The 11/22 storm dropped about 5-6″ of low-density new snow. The couple inches of new snow from the 11/21 storm felt like it had some moisture pulled out of it and had lost some of its soft slab feel compared to my observation on 11/21. No signs of instability were observed despite the very weak 11/20 interface we were traveling on. Maybe this was due to some of the moisture being pulled out of the 11/21 storm and a general soft over soft snowpack structure, or maybe the unstable pocket just wasn’t encountered. The public was also out in force getting some good turns on Northerly and Westerly facing terrain at near and above treeline elevations. From social media pictures, it doesn’t currently appear that anyone found any significant signs to current instability.
The new snow that has accumulated on southerly facing slopes was thick and moist by Saturday afternoon. This snow will probably melt on some slopes by Monday or form crusts down the ground or the 11/20 melt-freeze crust.

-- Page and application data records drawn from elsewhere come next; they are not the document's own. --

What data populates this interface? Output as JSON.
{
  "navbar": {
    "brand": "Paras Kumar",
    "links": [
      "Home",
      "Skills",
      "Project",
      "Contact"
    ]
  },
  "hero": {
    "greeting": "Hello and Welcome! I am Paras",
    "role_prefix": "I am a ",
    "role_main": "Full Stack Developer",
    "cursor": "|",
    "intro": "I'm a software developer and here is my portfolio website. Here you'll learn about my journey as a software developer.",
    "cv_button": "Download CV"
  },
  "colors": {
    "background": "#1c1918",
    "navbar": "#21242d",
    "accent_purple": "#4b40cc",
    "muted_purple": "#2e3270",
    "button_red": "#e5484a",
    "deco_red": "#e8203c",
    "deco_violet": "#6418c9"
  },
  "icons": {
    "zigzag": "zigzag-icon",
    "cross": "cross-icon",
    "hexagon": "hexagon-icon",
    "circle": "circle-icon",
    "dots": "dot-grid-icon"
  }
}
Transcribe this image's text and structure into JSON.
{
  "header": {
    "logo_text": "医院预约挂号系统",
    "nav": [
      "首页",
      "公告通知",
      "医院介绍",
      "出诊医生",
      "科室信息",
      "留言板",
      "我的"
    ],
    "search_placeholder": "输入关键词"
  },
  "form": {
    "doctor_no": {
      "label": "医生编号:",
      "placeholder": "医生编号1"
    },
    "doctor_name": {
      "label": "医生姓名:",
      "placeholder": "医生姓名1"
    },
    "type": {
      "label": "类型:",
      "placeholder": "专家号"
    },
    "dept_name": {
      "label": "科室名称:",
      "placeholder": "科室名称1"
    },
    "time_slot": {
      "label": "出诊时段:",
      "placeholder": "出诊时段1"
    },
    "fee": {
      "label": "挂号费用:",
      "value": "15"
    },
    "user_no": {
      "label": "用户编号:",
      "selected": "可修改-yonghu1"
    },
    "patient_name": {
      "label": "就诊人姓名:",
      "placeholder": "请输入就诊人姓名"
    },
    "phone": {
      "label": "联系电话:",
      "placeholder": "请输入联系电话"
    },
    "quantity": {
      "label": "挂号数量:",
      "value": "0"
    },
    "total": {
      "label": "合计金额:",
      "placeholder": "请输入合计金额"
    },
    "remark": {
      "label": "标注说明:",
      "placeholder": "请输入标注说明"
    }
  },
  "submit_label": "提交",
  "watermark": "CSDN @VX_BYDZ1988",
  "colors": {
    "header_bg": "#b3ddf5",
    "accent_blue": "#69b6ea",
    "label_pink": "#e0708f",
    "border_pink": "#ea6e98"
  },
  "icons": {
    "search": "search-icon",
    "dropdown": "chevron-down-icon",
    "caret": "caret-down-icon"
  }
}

While we may not have seen signs of instability today, the snowpack is ripe for unstable conditions once we start seeing a load applied or slabs forming. As noted in previous observations, the 11/20 interface is particularly weak where it was protected from past wind events and the sun. This weak interface can be found on shaded terrain features and/or NW to N to E aspects. Northerly to Easterly aspects above 11,300ft are probably the best bullseye.